**PROBLEM DETAILS**
Retype the data below exactly; skip every image.

**INFORMATION SUPPLIED**
━━━━━━━━━━━━━━━━━━━━━━━━━━━━━━

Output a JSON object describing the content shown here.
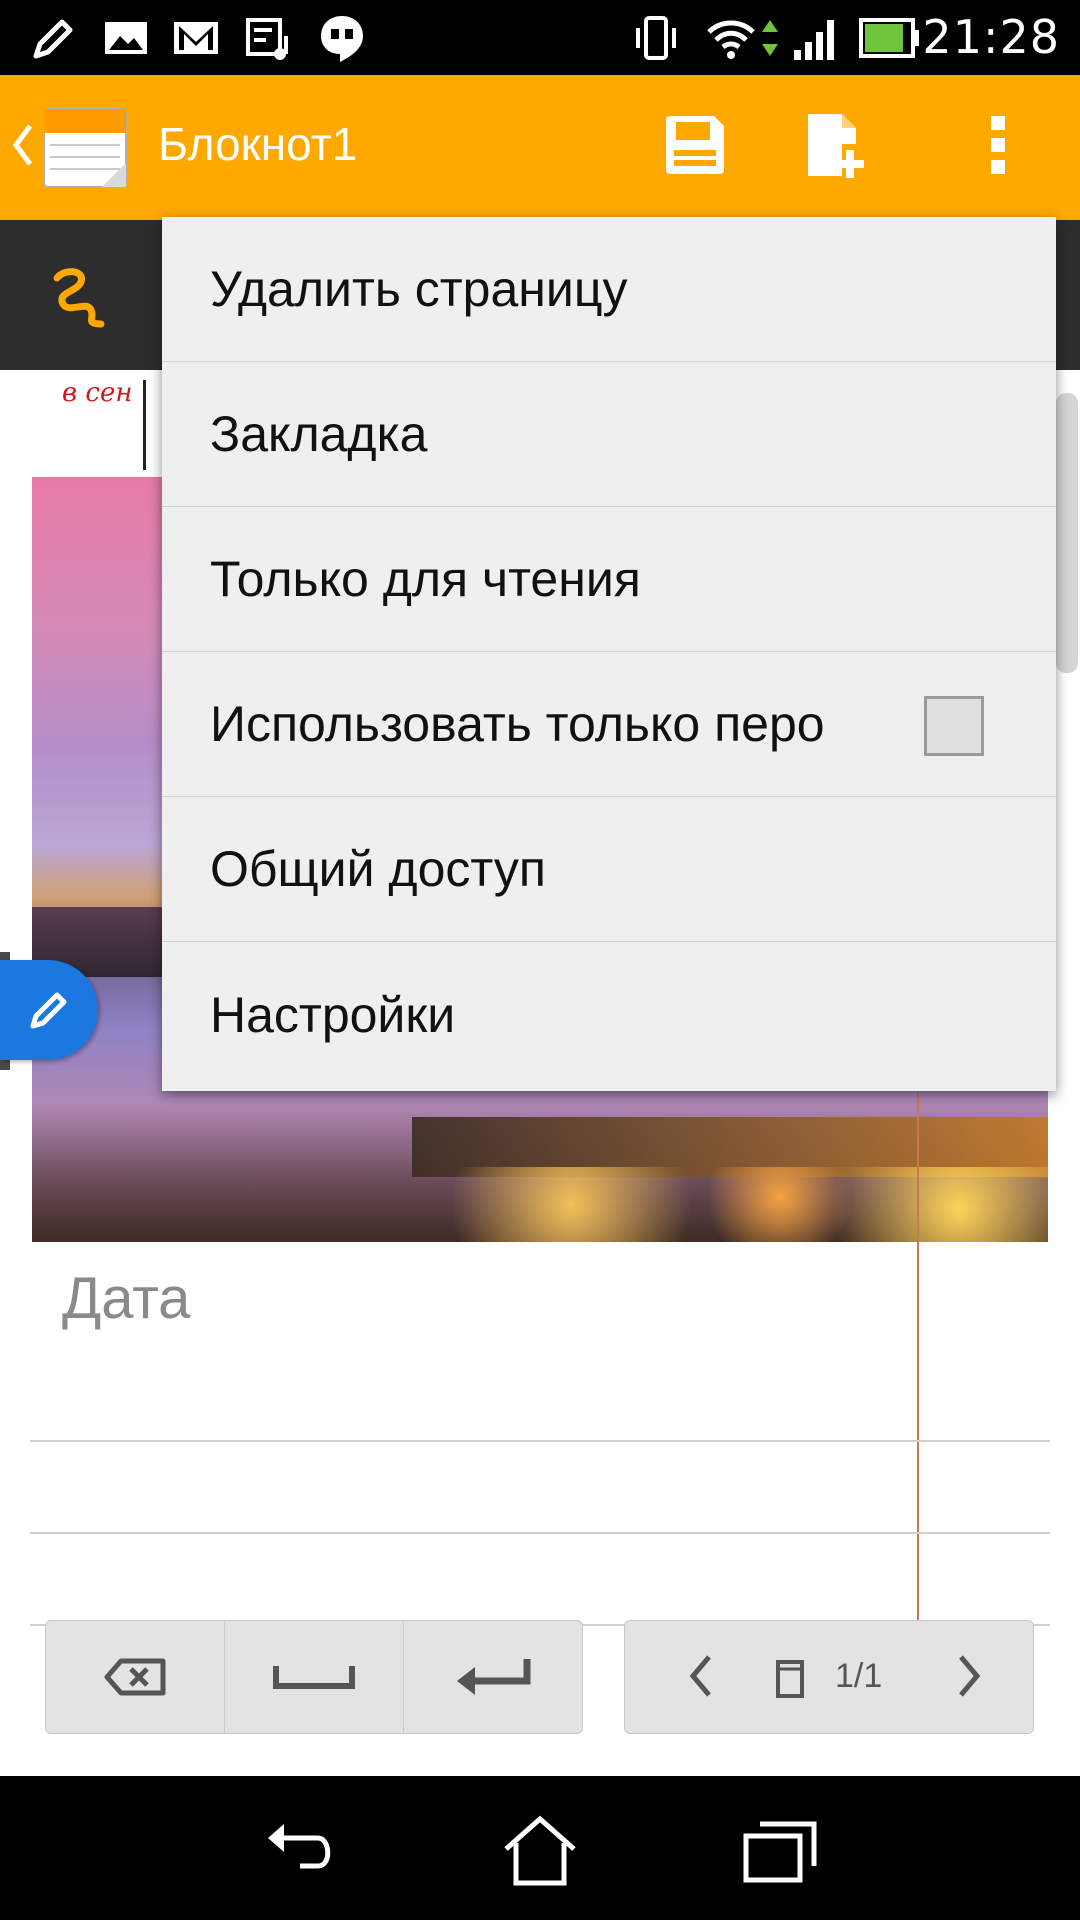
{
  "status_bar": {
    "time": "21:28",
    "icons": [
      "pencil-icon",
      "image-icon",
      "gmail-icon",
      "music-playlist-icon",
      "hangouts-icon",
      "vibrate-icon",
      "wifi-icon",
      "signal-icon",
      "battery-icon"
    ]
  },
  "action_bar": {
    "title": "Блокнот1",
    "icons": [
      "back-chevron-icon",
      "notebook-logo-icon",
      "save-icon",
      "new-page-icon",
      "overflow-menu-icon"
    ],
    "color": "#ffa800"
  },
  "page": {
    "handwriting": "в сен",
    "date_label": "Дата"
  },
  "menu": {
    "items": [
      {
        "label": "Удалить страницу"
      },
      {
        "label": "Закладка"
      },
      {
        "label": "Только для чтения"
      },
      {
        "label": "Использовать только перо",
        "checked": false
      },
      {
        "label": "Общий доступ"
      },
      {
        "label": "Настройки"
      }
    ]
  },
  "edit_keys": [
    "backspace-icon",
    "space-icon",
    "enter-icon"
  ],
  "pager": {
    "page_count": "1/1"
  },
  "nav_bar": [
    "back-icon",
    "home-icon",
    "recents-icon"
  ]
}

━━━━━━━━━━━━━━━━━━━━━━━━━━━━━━

**EXERCISE ANSWER**
Output a JSON object describing the content shown here.
{
  "status_bar": {
    "time": "21:28",
    "icons": [
      "pencil-icon",
      "image-icon",
      "gmail-icon",
      "music-playlist-icon",
      "hangouts-icon",
      "vibrate-icon",
      "wifi-icon",
      "signal-icon",
      "battery-icon"
    ]
  },
  "action_bar": {
    "title": "Блокнот1",
    "icons": [
      "back-chevron-icon",
      "notebook-logo-icon",
      "save-icon",
      "new-page-icon",
      "overflow-menu-icon"
    ],
    "color": "#ffa800"
  },
  "page": {
    "handwriting": "в сен",
    "date_label": "Дата"
  },
  "menu": {
    "items": [
      {
        "label": "Удалить страницу"
      },
      {
        "label": "Закладка"
      },
      {
        "label": "Только для чтения"
      },
      {
        "label": "Использовать только перо",
        "checked": false
      },
      {
        "label": "Общий доступ"
      },
      {
        "label": "Настройки"
      }
    ]
  },
  "edit_keys": [
    "backspace-icon",
    "space-icon",
    "enter-icon"
  ],
  "pager": {
    "page_count": "1/1"
  },
  "nav_bar": [
    "back-icon",
    "home-icon",
    "recents-icon"
  ]
}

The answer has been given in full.